9. What lines from a poem you first read years ago still haunt you now?
“How high that highest candle lights the dark.”
10. What poem do you love, love, love, but don’t understand?
Byron’s Don Juan.
11. If the official organ of the AWP were not the Chronicle but were the Enquirer, what would some of the headlines be?
I thought we weren’t permitted to make personal attacks.
12. If you were making a scandal rag for poetry in the grocery store checkout stands, what fictitious poetry love triangle would you make up to outsell that tired Hollywood story of Angelina and Brad and Jen?
End-stopped Biblical cadences and post-WCW enjambment compete for the hand of coy, virginal blank verse.
13. This is the Best American Poetry blog. What’s the best non-American poetry you’ve read lately?
Mary Dalton, Merrybegot; A. K. Ramanujan, The Black Hen. But also check out Vivek Narayanan.
14. We read poems in journals and books, we hear them in readings and on audio files. Sometimes we get them in unusual ways: on buses or in subway cars. How would you like to encounter your next poem?
Assuming you mean “next really good poem I don’t write”: on page one of a book by a poet whose name I’ve never heard before.
15. What poem would you like to hear the main character bust out singing in a Bollywood film? What would be the name of the movie? What would be the scene in which it was sung?
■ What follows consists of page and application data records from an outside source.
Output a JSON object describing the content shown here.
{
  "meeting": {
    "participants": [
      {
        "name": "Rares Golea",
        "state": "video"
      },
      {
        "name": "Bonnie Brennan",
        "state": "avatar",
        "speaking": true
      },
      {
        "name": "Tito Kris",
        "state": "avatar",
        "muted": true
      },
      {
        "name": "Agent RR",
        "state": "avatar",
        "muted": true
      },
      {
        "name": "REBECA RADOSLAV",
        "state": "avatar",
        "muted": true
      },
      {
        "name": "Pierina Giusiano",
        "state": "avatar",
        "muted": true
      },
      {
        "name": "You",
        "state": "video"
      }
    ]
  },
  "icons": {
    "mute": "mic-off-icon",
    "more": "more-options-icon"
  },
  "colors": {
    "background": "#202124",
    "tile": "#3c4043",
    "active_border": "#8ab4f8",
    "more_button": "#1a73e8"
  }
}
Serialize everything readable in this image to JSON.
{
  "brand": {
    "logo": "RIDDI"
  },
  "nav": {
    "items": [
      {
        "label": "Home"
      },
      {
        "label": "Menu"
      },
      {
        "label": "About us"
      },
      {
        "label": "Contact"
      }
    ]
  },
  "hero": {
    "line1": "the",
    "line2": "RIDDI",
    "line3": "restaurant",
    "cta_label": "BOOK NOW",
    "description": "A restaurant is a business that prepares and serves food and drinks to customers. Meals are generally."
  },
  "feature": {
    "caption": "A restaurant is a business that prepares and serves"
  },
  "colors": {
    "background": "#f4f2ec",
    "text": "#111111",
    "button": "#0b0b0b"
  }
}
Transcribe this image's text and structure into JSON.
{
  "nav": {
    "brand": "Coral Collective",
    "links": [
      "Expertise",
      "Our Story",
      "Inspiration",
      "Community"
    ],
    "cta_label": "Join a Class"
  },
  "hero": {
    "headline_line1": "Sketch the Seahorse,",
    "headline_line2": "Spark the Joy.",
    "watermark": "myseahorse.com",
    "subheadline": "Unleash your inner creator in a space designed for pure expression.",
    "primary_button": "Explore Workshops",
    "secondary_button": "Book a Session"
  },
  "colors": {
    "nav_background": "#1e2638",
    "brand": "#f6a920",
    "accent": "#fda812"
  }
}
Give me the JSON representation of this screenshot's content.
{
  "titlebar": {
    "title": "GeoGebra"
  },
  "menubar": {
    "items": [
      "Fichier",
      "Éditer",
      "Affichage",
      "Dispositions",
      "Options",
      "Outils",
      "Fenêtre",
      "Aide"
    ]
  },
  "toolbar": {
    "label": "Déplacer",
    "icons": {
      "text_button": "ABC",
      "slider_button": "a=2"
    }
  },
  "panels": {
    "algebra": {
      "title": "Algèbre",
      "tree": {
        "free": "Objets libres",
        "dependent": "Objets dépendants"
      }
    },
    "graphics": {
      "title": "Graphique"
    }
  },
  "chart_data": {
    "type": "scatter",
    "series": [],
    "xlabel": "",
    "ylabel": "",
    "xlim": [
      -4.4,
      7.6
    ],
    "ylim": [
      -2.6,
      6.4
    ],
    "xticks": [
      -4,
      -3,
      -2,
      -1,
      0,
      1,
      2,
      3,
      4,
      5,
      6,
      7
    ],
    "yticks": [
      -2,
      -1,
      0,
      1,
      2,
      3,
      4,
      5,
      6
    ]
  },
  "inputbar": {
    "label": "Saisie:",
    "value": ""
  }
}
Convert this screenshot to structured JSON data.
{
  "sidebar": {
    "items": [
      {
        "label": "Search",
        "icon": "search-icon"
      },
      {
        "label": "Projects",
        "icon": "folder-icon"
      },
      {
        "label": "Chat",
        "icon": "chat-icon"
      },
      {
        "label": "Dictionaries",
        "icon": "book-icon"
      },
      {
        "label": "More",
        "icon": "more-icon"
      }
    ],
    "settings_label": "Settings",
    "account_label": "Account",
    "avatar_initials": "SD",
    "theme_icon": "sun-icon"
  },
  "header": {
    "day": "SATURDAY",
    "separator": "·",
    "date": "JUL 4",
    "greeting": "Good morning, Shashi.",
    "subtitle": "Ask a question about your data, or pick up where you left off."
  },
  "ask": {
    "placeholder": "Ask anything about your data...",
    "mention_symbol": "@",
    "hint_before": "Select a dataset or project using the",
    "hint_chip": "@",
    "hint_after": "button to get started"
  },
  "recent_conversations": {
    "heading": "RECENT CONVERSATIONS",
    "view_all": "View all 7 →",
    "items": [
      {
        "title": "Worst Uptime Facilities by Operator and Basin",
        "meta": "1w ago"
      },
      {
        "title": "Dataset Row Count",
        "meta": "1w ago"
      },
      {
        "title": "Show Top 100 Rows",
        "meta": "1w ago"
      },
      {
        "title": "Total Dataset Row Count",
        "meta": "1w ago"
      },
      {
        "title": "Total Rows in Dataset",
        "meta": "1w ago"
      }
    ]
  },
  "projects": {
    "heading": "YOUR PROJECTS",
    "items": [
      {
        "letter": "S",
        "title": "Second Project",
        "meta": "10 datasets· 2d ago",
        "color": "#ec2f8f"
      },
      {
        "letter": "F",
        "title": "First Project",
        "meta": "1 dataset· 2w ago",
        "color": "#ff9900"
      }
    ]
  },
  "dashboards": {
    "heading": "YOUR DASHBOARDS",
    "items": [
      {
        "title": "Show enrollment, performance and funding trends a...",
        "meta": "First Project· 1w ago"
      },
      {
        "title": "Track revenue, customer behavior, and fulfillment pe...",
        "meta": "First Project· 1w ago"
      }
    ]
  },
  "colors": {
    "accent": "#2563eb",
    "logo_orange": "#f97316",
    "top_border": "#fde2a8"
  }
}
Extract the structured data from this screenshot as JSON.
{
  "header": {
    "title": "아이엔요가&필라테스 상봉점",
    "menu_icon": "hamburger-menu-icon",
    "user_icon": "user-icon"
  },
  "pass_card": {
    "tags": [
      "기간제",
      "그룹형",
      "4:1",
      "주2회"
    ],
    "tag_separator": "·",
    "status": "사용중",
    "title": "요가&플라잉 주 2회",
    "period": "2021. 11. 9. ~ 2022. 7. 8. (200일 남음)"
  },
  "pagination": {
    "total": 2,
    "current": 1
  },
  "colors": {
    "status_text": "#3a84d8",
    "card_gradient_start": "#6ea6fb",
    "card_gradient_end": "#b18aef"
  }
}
W. M. Praed, “Farewell to the Season.”
16. Do you have a (clean) joke involving poetry you’d like to share?
I, too, dislike it.
17. Tell the truth: is it a poetry book you keep in the john, or some other genre (john-re)?
To tell the truth: literary and political magazines and poetry anthologies, most recently the London Review of Books, the American Prospect (which doesn’t run poetry), and American Hybrid, edited by Swensen and St. John.
18. Can you name every teacher you had in elementary school? Did any of them make you memorize a poem? What poem(s)?
No; yes; “When I consider how my light is spent.”
19. If you got to choose the next U.S. Poet Laureate, who (excluding of course the obvious candidates, you and me) would it be? Of former U.S. Poet Laureates, who did such a great job that he/she should get a second term? Next election cycle, what poet should run for President? Why her or him?
A good laureate has to want the job, and has to want to do all the public work (handshaking, ribbon-cutting, teacher-encouraging) that justify the existence of the job. Pinsky was exemplary, since you ask who did it well, though I don’t mean that we should expect him to do it again. I wonder whether anybody from the self-identified avant-garde would enjoy the kind of public, quasi-administrative work that seems to be involved: perhaps Paul Hoover?
To judge by the writings alone, though-- if the question is not “What person should be the next laureate?” but “What living American poet, excluding all those who have already served as laureates, has most powerfully presented America to itself, in a way that does linguistic and aesthetic justice to our diversity, our failures, and our potential as a nation?”-- the answer, for me, has to be C. D. Wright: at the moment nobody else comes close.
I don’t want my favorite poets running for President, because they’d likely have to stop writing their poems.
20. Insert your own question here.
What have I missed?